Out of the Shadows: Joshua Reynolds’ Celebrity Portraiture and the Market for Mezzotints in 18th-Century BritainJuly 2, 2011–Sept. 26, 2011
Huntington Art Gallery, Works on Paper Room
One of the most innovative and popular mediums of the great age of 18th-century British art, mezzotint engraving altered the way images were produced and seen by an ever-growing and discerning audience. Building on the tradition of linear printmaking that began with Durer’s woodcuts in the 15th century, English engravers developed a new tonal technique that provided an unprecedented level of textural refinement and expressive detail through light and shadow, rivaling that of the monumental oil paintings of masters such as Joshua Reynolds, George Romney, and Thomas Gainsborough.
Lord Amherst, 1766, James Watson after Joshua Reynolds, Mezzotint, Huntington Library, Art Collections, and Botanical Gardens.

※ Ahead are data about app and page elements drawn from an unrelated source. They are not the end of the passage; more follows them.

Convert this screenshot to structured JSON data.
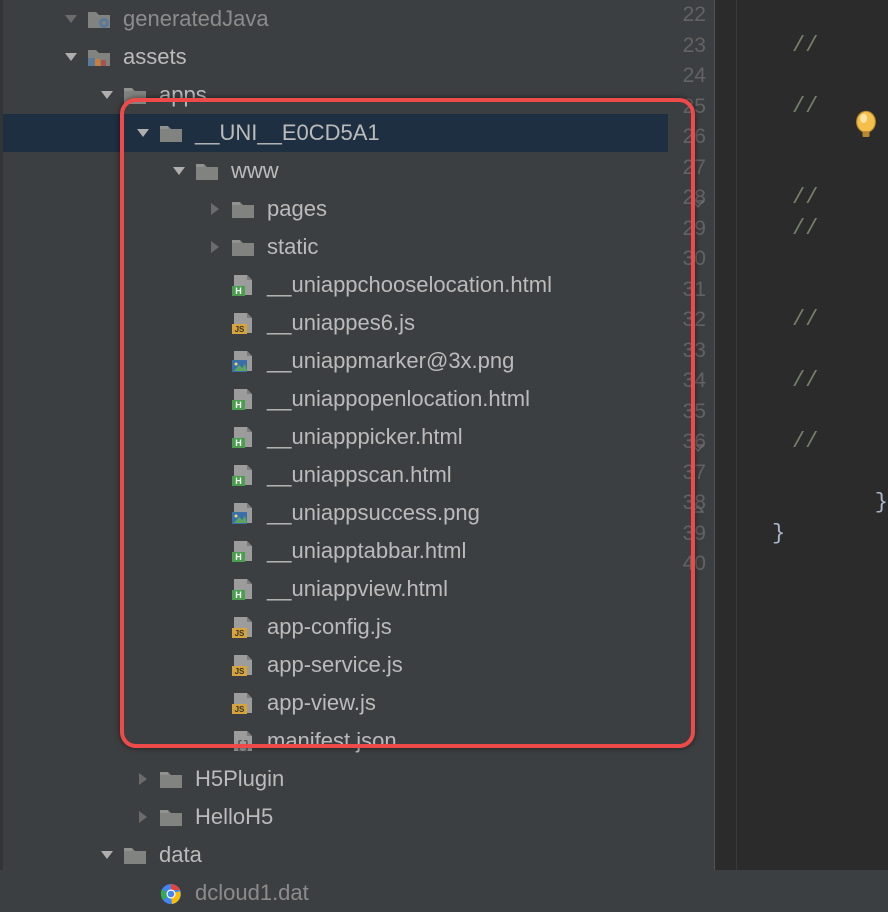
{
  "tree": {
    "rows": [
      {
        "indent": 46,
        "chevron": "down-dark",
        "icon": "folder-gear",
        "label": "generatedJava",
        "cut": true
      },
      {
        "indent": 46,
        "chevron": "down-light",
        "icon": "folder-res",
        "label": "assets"
      },
      {
        "indent": 82,
        "chevron": "down-light",
        "icon": "folder",
        "label": "apps"
      },
      {
        "indent": 118,
        "chevron": "down-light",
        "icon": "folder",
        "label": "__UNI__E0CD5A1",
        "selected": true
      },
      {
        "indent": 154,
        "chevron": "down-light",
        "icon": "folder",
        "label": "www"
      },
      {
        "indent": 190,
        "chevron": "right-dark",
        "icon": "folder",
        "label": "pages"
      },
      {
        "indent": 190,
        "chevron": "right-dark",
        "icon": "folder",
        "label": "static"
      },
      {
        "indent": 190,
        "chevron": "none",
        "icon": "html",
        "label": "__uniappchooselocation.html"
      },
      {
        "indent": 190,
        "chevron": "none",
        "icon": "js",
        "label": "__uniappes6.js"
      },
      {
        "indent": 190,
        "chevron": "none",
        "icon": "image",
        "label": "__uniappmarker@3x.png"
      },
      {
        "indent": 190,
        "chevron": "none",
        "icon": "html",
        "label": "__uniappopenlocation.html"
      },
      {
        "indent": 190,
        "chevron": "none",
        "icon": "html",
        "label": "__uniapppicker.html"
      },
      {
        "indent": 190,
        "chevron": "none",
        "icon": "html",
        "label": "__uniappscan.html"
      },
      {
        "indent": 190,
        "chevron": "none",
        "icon": "image",
        "label": "__uniappsuccess.png"
      },
      {
        "indent": 190,
        "chevron": "none",
        "icon": "html",
        "label": "__uniapptabbar.html"
      },
      {
        "indent": 190,
        "chevron": "none",
        "icon": "html",
        "label": "__uniappview.html"
      },
      {
        "indent": 190,
        "chevron": "none",
        "icon": "js",
        "label": "app-config.js"
      },
      {
        "indent": 190,
        "chevron": "none",
        "icon": "js",
        "label": "app-service.js"
      },
      {
        "indent": 190,
        "chevron": "none",
        "icon": "js",
        "label": "app-view.js"
      },
      {
        "indent": 190,
        "chevron": "none",
        "icon": "json",
        "label": "manifest.json"
      },
      {
        "indent": 118,
        "chevron": "right-dark",
        "icon": "folder",
        "label": "H5Plugin"
      },
      {
        "indent": 118,
        "chevron": "right-dark",
        "icon": "folder",
        "label": "HelloH5"
      },
      {
        "indent": 82,
        "chevron": "down-light",
        "icon": "folder",
        "label": "data"
      },
      {
        "indent": 118,
        "chevron": "none",
        "icon": "chrome",
        "label": "dcloud1.dat",
        "cut": true
      }
    ]
  },
  "gutter": {
    "start": 22,
    "end": 40,
    "foldMarkers": {
      "28": "open",
      "36": "open",
      "38": "close"
    }
  },
  "editor": {
    "lines": [
      {
        "n": 22,
        "text": ""
      },
      {
        "n": 23,
        "text": "//",
        "cls": "comment"
      },
      {
        "n": 24,
        "text": ""
      },
      {
        "n": 25,
        "text": "//",
        "cls": "comment"
      },
      {
        "n": 26,
        "text": ""
      },
      {
        "n": 27,
        "text": ""
      },
      {
        "n": 28,
        "text": "//",
        "cls": "comment"
      },
      {
        "n": 29,
        "text": "//",
        "cls": "comment"
      },
      {
        "n": 30,
        "text": ""
      },
      {
        "n": 31,
        "text": ""
      },
      {
        "n": 32,
        "text": "//",
        "cls": "comment"
      },
      {
        "n": 33,
        "text": ""
      },
      {
        "n": 34,
        "text": "//",
        "cls": "comment"
      },
      {
        "n": 35,
        "text": ""
      },
      {
        "n": 36,
        "text": "//",
        "cls": "comment"
      },
      {
        "n": 37,
        "text": ""
      },
      {
        "n": 38,
        "text": "    }",
        "cls": "brace"
      },
      {
        "n": 39,
        "text": "}",
        "cls": "brace"
      },
      {
        "n": 40,
        "text": ""
      }
    ]
  }
}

“Out of the Shadows: Joshua Reynolds’ Celebrity Portraiture and the Market for Mezzotints in 18th-century Britain” celebrates this rich period of mezzotint with 13 works from The Huntington’s collections. Highlighting the role of mezzotint in the development and dissemination of portraits
after those of the most prolific portrait painter of the period, the exhibition includes works by engravers Valentine Green, James Watson, John Dixon, and John Jones, illustrating the popularity, breadth, and richness of mezzotint as a medium, as well as the development and transformation of artistic production and the role of the artist in 18th-century England.
Henry George Herbert as “The Infant Bacchus,” 1776, John Raphael Smith after Joshua Reynolds, Mezzotint, Huntington Library, Art Collections, and Botanical Gardens.